His baritone is pleasant as he speaks slowly and with clarity in Tamil, understanding fully well that the person on the other end of the phone might not understand the language.
P. Samuthirakani is a patient man, no doubt. With no airs and egos of seasoned actors we are used to encountering here, Samuthirakani happily agrees to a freewheeling chat about his projects, the upcoming one being his debut as a Mollywood director with Akashamittayi.
Akashamittayi is the Malayalam remake of his Tamil movie Appa. “The issue discussed in Appa is prevalent across the country. So when I was making the movie, I had planned to remake it in other languages early on itself. So now, I have started working on that and the first in the process is a Malayalam remake, after which I have plans to remake it in Telugu, Kannada and Hindi. For its Hindi version, I am in talks with actor Irrfan Khan,” he says.
“The subject in Akashamittayi is part of everyone’s life — the role a father plays in moulding the life of a child. How the father behaves around the child and his role in giving the child a wholesome soul, it’s all a part of our life. And that is the concept,” he explains. Since I was busy with other projects, I’ve had a lot of support from Pappettan (Director M. Padmakumar). Although we are in it together as directors, all the major portions were helmed by Pappettan himself.”
The name Akashamittayi is quite dear to Malayalees, it is what Keshavan Nair and Saramma picked to name their child in Vaikom Muhammad Basheer’s famous love story Premalekhanam. The motion trailer of Samuthirakani’s first Malayalam directorial venture begins with Mohanlal’s voice over narrating this story. He says, “The name was suggested by Subair sir. Later on, Pappettan added to it and said that this is apt for the concept of our story and with Lal sir’s voice over, it was like the title shined through with a new energy. Now that I know the actual story behind the name, I feel very happy and lucky that the film is being named Akashamittayi.”

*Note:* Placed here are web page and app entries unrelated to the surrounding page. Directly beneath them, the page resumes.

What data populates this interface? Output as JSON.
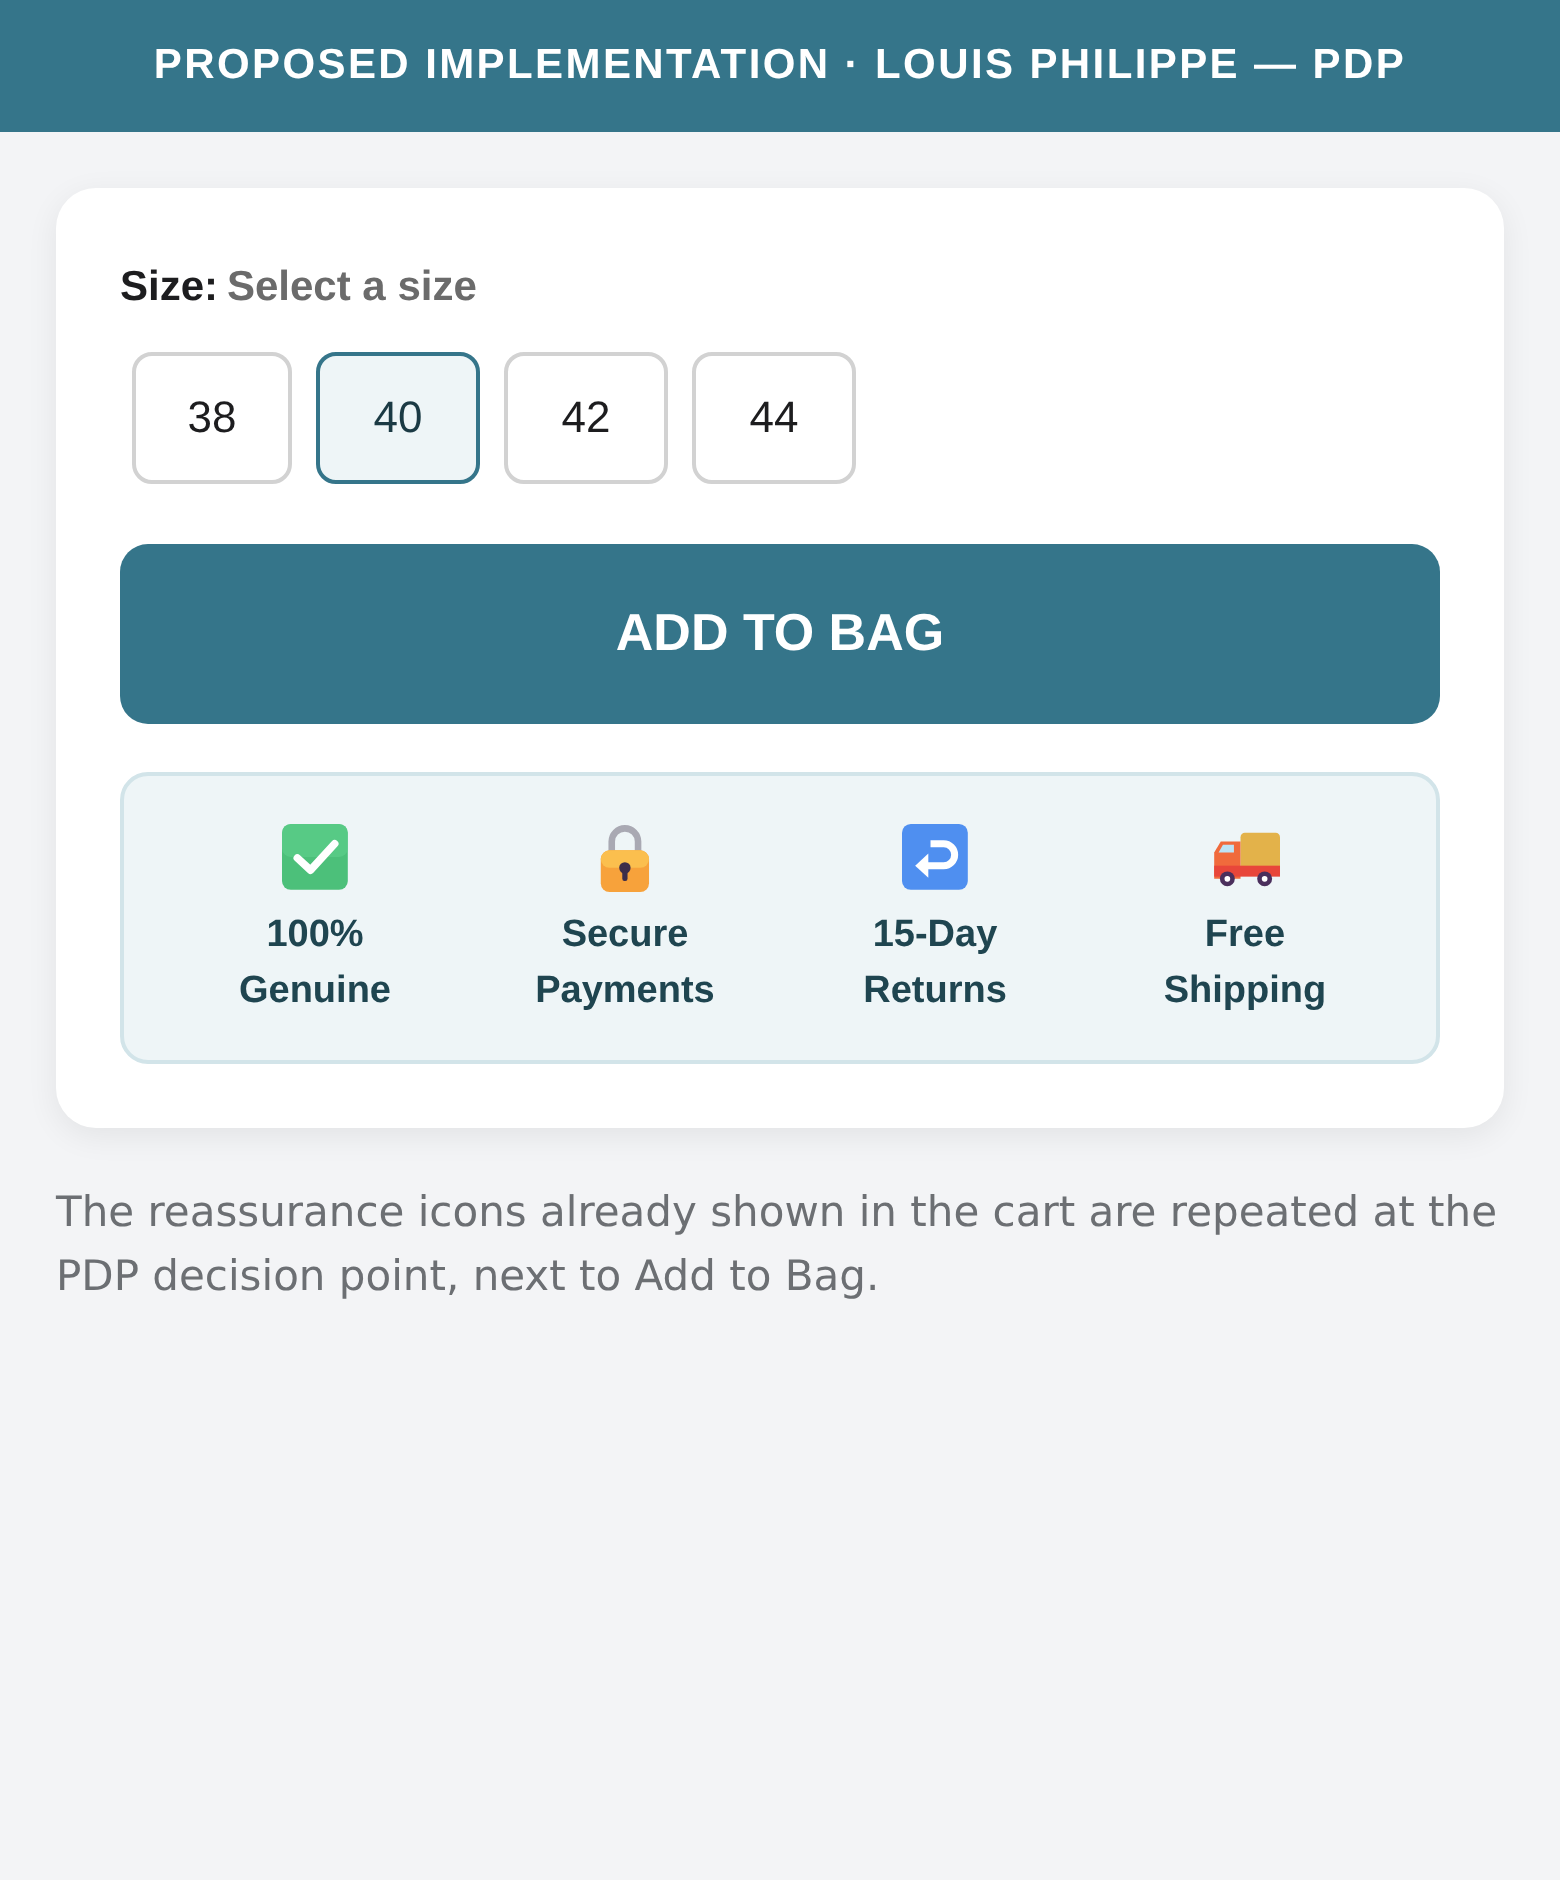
{
  "header": {
    "title": "PROPOSED IMPLEMENTATION · LOUIS PHILIPPE — PDP"
  },
  "size_picker": {
    "label": "Size:",
    "hint": "Select a size",
    "sizes": [
      {
        "label": "38",
        "selected": false
      },
      {
        "label": "40",
        "selected": true
      },
      {
        "label": "42",
        "selected": false
      },
      {
        "label": "44",
        "selected": false
      }
    ]
  },
  "add_button": {
    "label": "ADD TO BAG"
  },
  "reassurance": [
    {
      "lines": [
        "100%",
        "Genuine"
      ]
    },
    {
      "lines": [
        "Secure",
        "Payments"
      ]
    },
    {
      "lines": [
        "15-Day",
        "Returns"
      ]
    },
    {
      "lines": [
        "Free",
        "Shipping"
      ]
    }
  ],
  "note": "The reassurance icons already shown in the cart are repeated at the PDP decision point, next to Add to Bag."
}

The movie will have actor Jayaram reprising Samuthirakani’s character Dhayalan. “It’s been my longtime wish to work with Jayaram sir,” he says and adds “Given his age and his ability to carry emotions, I believe he was apt for the character. In fact, he is a perfect fit for the role.” The final works of the movie is underway.
Samuthirakani is currently busy with two major projects. “One of the projects is Kaala with Rajinikanth sir.” Kaala directed by Pa. Ranjith and produced by Dhanush is one of the most-awaited movie in T’wood. “Kaala’s shoot is almost over. We are now in the climax scene. I play Rajini sir’s cousin in the movie. The other project is director Vetrimaaran’s Vada Chennai.”

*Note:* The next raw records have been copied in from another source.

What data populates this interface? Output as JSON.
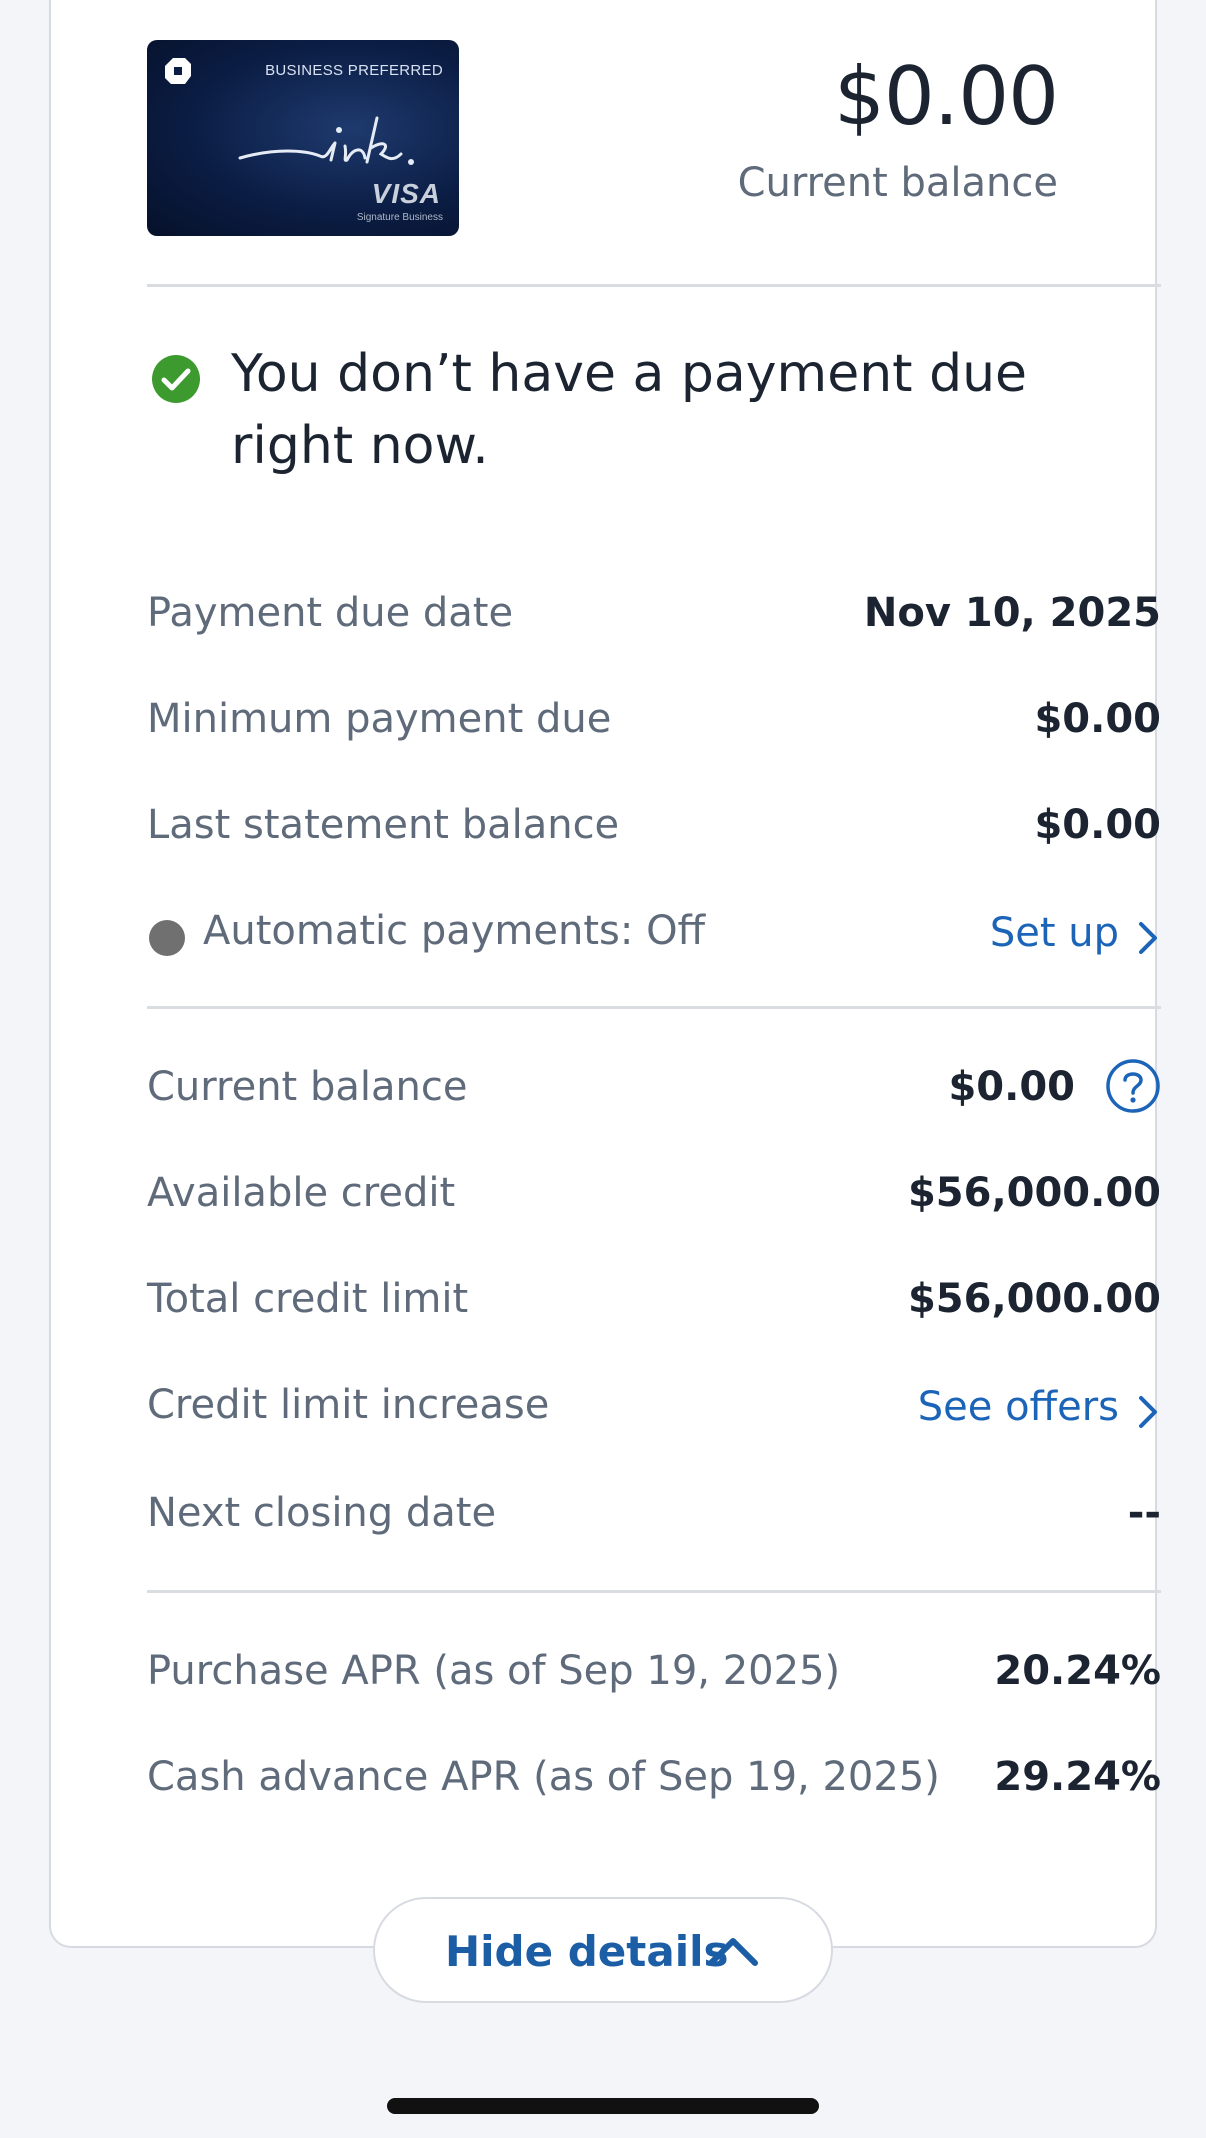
{
  "card": {
    "tier_label": "BUSINESS PREFERRED",
    "brand_script": "ink.",
    "network": "VISA",
    "network_sub": "Signature Business"
  },
  "hero": {
    "amount": "$0.00",
    "label": "Current balance"
  },
  "status": {
    "message": "You don’t have a payment due right now."
  },
  "payment": {
    "due_date_label": "Payment due date",
    "due_date_value": "Nov 10, 2025",
    "min_due_label": "Minimum payment due",
    "min_due_value": "$0.00",
    "last_statement_label": "Last statement balance",
    "last_statement_value": "$0.00",
    "autopay_label": "Automatic payments: Off",
    "autopay_link": "Set up"
  },
  "credit": {
    "current_balance_label": "Current balance",
    "current_balance_value": "$0.00",
    "available_label": "Available credit",
    "available_value": "$56,000.00",
    "limit_label": "Total credit limit",
    "limit_value": "$56,000.00",
    "increase_label": "Credit limit increase",
    "increase_link": "See offers",
    "closing_label": "Next closing date",
    "closing_value": "--"
  },
  "apr": {
    "purchase_label": "Purchase APR (as of Sep 19, 2025)",
    "purchase_value": "20.24%",
    "cash_label": "Cash advance APR (as of Sep 19, 2025)",
    "cash_value": "29.24%"
  },
  "actions": {
    "hide_details": "Hide details"
  },
  "colors": {
    "link": "#1c64b8",
    "success": "#3d9a2f",
    "text": "#1b2430",
    "muted": "#5f6b7a"
  }
}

Speaking more about his own upcoming directorial, he says, “I will plan Appa 2 with the concept ‘first love and first heartbreak’. The scripting is almost over. So next year, I have a few free dates to step into the director’s shoes once again... hopefully, by January or February.”
Going deeper into his liking for films and the kind of films he prefers to watch, Samuthirakani says, “I like watching any movie that is picked from our real life – the natural ones. I do not prefer movies that break away from reality.”
Speaking about movies that gave him big breaks, he says, “Oppam and Shikkar are the movies that gave me a huge break here and in Tamil, it was Visaranai.” Was it ever his wish to portray the ‘perfect hero’ roles? He laughs, “I am not a hero, I am an actor.”
Quizzed whether he would take up politics in future, his answer is prompt, “No, no, no,” he laughs and adds, “I do have carry along Communist thoughts. Back in college, I was a very active SFI member. After coming to the film industry, although I am not active in any of these, the thoughts and ideology still stay in my mind.”
While the all powerful fan clubs of leading actors are hell bent on wreaking havoc, Samuthirakani says, “I do not have any opinion about these fans club. All those who are making movies which are useful to society should be encouraged and there is no point fighting separate wars over them. It is art; there should be no segregation in art. All those who are within the circle of art should be loved and supported.”...